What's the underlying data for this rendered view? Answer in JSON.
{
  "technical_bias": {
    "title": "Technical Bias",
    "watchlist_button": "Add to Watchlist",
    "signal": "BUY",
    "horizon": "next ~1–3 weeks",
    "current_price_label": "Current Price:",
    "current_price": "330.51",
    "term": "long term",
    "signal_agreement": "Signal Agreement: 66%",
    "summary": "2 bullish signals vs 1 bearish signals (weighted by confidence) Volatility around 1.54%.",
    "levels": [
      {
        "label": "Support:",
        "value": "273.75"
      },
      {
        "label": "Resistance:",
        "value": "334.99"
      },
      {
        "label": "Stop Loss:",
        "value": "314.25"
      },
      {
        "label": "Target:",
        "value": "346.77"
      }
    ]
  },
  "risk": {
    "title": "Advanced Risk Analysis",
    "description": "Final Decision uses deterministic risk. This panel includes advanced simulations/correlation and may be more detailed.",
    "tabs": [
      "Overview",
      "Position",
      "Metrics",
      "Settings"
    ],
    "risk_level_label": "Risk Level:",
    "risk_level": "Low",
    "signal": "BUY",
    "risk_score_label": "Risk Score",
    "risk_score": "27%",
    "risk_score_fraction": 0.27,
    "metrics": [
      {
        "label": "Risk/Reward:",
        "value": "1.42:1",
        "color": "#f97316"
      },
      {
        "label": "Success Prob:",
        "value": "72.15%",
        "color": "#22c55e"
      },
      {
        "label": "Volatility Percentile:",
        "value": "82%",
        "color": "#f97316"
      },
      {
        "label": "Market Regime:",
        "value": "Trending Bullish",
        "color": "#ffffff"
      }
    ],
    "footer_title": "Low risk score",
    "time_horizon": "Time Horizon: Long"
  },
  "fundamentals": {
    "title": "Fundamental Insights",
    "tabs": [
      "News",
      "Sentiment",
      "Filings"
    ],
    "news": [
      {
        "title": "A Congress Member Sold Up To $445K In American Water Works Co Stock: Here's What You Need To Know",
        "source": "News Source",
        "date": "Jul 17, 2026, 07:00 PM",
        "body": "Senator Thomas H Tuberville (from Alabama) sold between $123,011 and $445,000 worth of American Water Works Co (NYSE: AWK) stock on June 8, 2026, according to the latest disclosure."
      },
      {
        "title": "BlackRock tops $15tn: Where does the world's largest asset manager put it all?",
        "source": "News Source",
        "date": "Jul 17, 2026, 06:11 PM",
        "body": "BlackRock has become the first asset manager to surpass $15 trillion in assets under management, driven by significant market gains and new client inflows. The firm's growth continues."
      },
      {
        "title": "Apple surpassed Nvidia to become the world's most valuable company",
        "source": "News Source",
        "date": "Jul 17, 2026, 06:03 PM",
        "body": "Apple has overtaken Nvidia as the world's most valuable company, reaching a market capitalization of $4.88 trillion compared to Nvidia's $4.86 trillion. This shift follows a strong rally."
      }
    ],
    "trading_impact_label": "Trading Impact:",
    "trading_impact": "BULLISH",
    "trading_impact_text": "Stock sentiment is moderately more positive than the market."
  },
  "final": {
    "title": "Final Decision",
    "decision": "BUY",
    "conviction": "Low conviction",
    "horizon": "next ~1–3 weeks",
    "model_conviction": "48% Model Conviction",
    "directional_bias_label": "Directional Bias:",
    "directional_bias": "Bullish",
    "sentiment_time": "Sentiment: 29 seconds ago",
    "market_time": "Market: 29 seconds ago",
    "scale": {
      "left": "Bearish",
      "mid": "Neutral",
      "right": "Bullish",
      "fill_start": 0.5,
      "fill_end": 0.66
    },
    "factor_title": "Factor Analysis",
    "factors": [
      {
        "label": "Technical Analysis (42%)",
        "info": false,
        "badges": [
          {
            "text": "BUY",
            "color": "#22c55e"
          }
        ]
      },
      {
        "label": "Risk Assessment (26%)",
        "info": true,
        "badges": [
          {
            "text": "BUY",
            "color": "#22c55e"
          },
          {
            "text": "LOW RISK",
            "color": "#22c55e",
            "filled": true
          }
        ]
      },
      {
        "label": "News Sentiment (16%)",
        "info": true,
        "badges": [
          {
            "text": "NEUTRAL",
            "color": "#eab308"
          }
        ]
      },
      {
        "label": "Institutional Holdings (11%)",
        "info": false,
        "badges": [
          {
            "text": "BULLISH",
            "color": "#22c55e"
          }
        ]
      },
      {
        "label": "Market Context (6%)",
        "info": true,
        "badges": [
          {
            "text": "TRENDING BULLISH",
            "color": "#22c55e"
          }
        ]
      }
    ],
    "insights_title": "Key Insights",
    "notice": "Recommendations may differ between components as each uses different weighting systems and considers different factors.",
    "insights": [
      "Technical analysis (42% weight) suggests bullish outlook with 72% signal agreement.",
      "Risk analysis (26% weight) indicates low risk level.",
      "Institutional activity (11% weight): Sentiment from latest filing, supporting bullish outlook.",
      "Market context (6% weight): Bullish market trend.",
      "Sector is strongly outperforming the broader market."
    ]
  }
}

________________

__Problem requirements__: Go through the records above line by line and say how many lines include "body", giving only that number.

__Response to the exercise__: 3